A method is described for fabricating NPN bipolar transistors for integrated circuits. The main feature of the method is that it eliminates the need to register a mask in a critical manner relative to the patterns already created on wafer substrates during processing. In designing mask geometries, allowance is then no longer necessary for normal mask misregistrations. As a consequence, the NPN transistors require smaller chip area. Further, the electrical characteristics of the transistors also possess a tighter tolerance.

The sequential processing method is as follows:

Starting with a P/-/ type wafer 2 as substrate, a blanket N/+/ layer 4 is formed at its surface through a conventional diffusion technique or ion implantation and drive-in, as shown in Fig. 1. A 1-2 mum thick N/-/ type layer of silicon 6 is then epitaxially grown at the wafer surface.

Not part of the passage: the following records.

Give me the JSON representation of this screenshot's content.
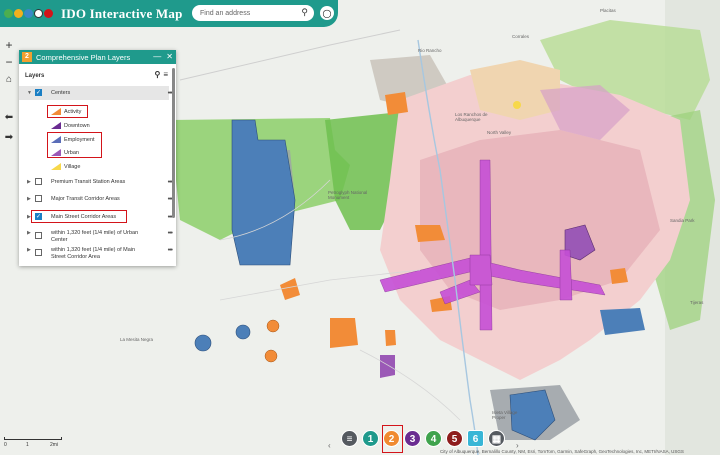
{
  "app": {
    "title": "IDO Interactive Map",
    "search_placeholder": "Find an address"
  },
  "map_controls": {
    "zoom_in": "+",
    "zoom_out": "−",
    "home": "⌂",
    "back": "⬅"
  },
  "panel": {
    "badge": "2",
    "title": "Comprehensive Plan Layers",
    "layers_heading": "Layers",
    "items": [
      {
        "label": "Centers",
        "checked": true,
        "expanded": true
      },
      {
        "label": "Premium Transit Station Areas",
        "checked": false
      },
      {
        "label": "Major Transit Corridor Areas",
        "checked": false
      },
      {
        "label": "Main Street Corridor Areas",
        "checked": true
      },
      {
        "label": "within 1,320 feet (1/4 mile) of Urban Center",
        "checked": false
      },
      {
        "label": "within 1,320 feet (1/4 mile) of Main Street Corridor Area",
        "checked": false
      }
    ],
    "sub_items": [
      {
        "label": "Activity",
        "color": "#f28c38"
      },
      {
        "label": "Downtown",
        "color": "#6a2c91"
      },
      {
        "label": "Employment",
        "color": "#5a6db8"
      },
      {
        "label": "Urban",
        "color": "#9b59b6"
      },
      {
        "label": "Village",
        "color": "#f7d84a"
      }
    ],
    "more": "•••"
  },
  "bottom_buttons": [
    {
      "label": "≡",
      "color": "#555a60"
    },
    {
      "label": "1",
      "color": "#1f9a8c"
    },
    {
      "label": "2",
      "color": "#f08a30"
    },
    {
      "label": "3",
      "color": "#6a2c91"
    },
    {
      "label": "4",
      "color": "#3fa34d"
    },
    {
      "label": "5",
      "color": "#8e1c1c"
    },
    {
      "label": "6",
      "color": "#38b6d6"
    },
    {
      "label": "▦",
      "color": "#555a60"
    }
  ],
  "scale": {
    "ticks": [
      "0",
      "1",
      "2mi"
    ]
  },
  "attribution": "City of Albuquerque, Bernalillo County, NM, Esri, TomTom, Garmin, SafeGraph, GeoTechnologies, Inc, METI/NASA, USGS",
  "map_labels": [
    "Placitas",
    "Sandia Park",
    "Corrales",
    "North Valley",
    "Petroglyph National Monument",
    "Rio Rancho",
    "Los Ranchos de Albuquerque",
    "La Mesita Negra",
    "Tijeras",
    "Isleta Village Proper"
  ]
}
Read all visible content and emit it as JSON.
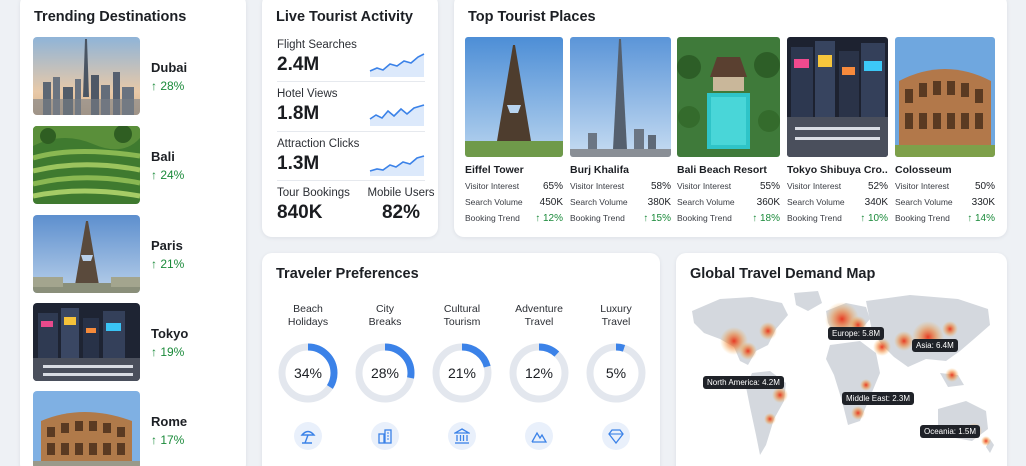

The above steps are followed by the thermal growth of a layer about 160O angstroms thick of SiO(2), as shown partially at 8, and chemical vapor deposition (CVD) of about 140O angstroms of Si(3)N(4), as shown partially at 10. conventional masking and reactive ion etching (RIE) techniques, suitable patterns are formed in the SiO(2) 8/Si(3)N(4) 10 composite and about 5000 angstroms thick polysilicon 12 is then deposited on the substrate.

Using photoresist mask 13, P region 14 is formed near the surface of polysilicon 12, as shown in Fig. 1, through ion implantation. Using another photoresist mask, identified as 15 in Fig. 2, N region 16 is then formed through ion implantation also near the surface of polysilicon layer 12. The cross-section of the NPN transistor at this stage of processing is shown in Fig. 2.

Following deposition of about 600 angstroms thick Si(3)N(4) 18, photoresist mask 19, as shown in Fig. 3, is formed at the wafer surface. One then proceeds to replicate the images of photoresist mask 19 in the composite of Si(3)N(4) 18 and polysilicon 12 layers, as depicted in Fig. 3. RIE is used for the purpose of this replication.

Keeping photoresist mask 19 intact, a new layer of photoresist 21 is coated on the substrate and patterned in a conventional manner, as shown in Fig. 4. The next process step consists of forming 2-4 mum deep trenches in exposed silicon, according to the illustration in Fig. 4. RIE is exploited for this purpose using gases which etch silicon anisotropically while allowing photoresist patterns 19 and 21 to serve as effective masks.

All photoresist is now stripped and about 50O angstroms thick layer of SiO(2) is thermally grown at the exposed silicon surface. Like all other non-critical masks, a new registrationwise non-critical photoresist mask is formed at this stage. It covers all substrate surface excepting the deep trench regions mentioned earlier. This mask is used to implant P type ions specifically at the bottom surface of the deep trenches, as shown at 24 in Fig. 5....